Investing in nature—the road ahead

26 May 2011 | News story

With growing realization among governments and the private sector that we must invest more in nature, how can the international community help make this happen?

This is the focus of an event being held today at the IUCN Conservation Centre, near Geneva, where members of The Diplomatic Club of Geneva are meeting with environmental leaders to debate the way ahead.

Nature is the life‐support system that allows people, our communities and our economies to survive and thrive on this planet. Yet despite our growing realization of the need to protect nature, we are losing natural assets faster than ever before.

The Diplomatic Club of Geneva which promotes the development of relationships between the international community and the host country is keen to learn more about the work of IUCN and to find out how it can best influence sound environmental action.

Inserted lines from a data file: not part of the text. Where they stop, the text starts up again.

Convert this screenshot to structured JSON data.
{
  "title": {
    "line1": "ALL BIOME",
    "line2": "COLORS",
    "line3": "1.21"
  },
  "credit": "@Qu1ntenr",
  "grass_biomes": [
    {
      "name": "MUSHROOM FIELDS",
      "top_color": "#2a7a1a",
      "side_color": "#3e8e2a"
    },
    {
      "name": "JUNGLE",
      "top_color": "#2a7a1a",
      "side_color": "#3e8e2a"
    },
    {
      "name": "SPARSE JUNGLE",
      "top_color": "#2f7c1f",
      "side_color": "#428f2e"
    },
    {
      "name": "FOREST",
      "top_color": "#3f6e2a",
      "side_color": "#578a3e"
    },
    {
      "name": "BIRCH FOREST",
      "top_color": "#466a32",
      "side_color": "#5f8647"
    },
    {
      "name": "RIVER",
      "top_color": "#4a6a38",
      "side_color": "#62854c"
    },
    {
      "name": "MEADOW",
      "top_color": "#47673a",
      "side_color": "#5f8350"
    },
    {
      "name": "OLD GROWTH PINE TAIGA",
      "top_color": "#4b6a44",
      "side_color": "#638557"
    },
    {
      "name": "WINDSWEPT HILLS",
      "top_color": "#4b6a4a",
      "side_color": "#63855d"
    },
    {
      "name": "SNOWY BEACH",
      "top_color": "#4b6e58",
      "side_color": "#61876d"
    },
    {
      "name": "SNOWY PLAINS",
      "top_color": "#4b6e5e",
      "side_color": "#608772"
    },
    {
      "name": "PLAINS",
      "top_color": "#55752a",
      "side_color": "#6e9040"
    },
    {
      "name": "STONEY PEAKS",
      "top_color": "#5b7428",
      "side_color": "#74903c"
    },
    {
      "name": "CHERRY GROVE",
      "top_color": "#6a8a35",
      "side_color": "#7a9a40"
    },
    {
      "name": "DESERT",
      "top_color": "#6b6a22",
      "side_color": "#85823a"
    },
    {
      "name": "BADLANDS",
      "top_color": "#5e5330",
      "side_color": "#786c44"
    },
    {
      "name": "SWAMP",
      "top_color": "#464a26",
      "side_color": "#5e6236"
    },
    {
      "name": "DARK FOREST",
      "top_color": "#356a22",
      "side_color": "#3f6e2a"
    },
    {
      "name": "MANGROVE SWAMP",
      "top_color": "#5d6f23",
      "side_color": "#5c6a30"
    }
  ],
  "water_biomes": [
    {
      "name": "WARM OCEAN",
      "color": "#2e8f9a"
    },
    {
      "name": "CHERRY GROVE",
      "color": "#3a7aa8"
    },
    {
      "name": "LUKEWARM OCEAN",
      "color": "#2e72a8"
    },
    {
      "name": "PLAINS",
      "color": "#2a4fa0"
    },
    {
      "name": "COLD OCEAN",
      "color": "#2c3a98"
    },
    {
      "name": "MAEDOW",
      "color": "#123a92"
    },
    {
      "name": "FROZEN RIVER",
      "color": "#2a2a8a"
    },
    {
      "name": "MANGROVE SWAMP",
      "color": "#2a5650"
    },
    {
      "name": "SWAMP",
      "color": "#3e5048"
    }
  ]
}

Discussions are being opened with presentations from panelists including Ambassador Betty King, Permanent Representative of the USA to the United Nations organizations in Geneva, Ambassador He Yafei, Permanent Representative of China to the UN organizations in Geneva and Ivan Pictet, President of the Fondation pour Genève.

Thanks to the groundbreaking study TEEB—The Economics of Ecosystems and Biodiversity, we now know that we are losing natural capital worth up to US$ 4.5 trillion every year, mainly through deforestation. But while these losses dwarf the costs of the recent economic and financial crisis, there are no rescue packages being proposed for nature. Does nature need a bailout? And is the world ready for it? Where do we need to invest most urgently to rebuild our natural capital?

Many countries are talking about, and implementing, “green growth” strategies. How green are these in reality? Are the objectives of economic growth and industrial development on the one hand, and environmental protection and restoration on the other, mutually compatible? What are the trade‐offs between the two?

Furthermore, what information or knowledge is missing for the world to move forward with increasing investment in natural capital? What should academia and science be researching?

For more information contact:

Giuditta Andreaus, IUCN Strategic Partnerships e. giuditta.andreaus@iucn.org
 


This image shows the courtship behavior of Indian Bull frogs (Holobatrachus tigerinus). During the monsoon, the breeding males become bright yellow in color, while females remain dull. The prominent blue vocal sacs of male produce strong nasal mating call.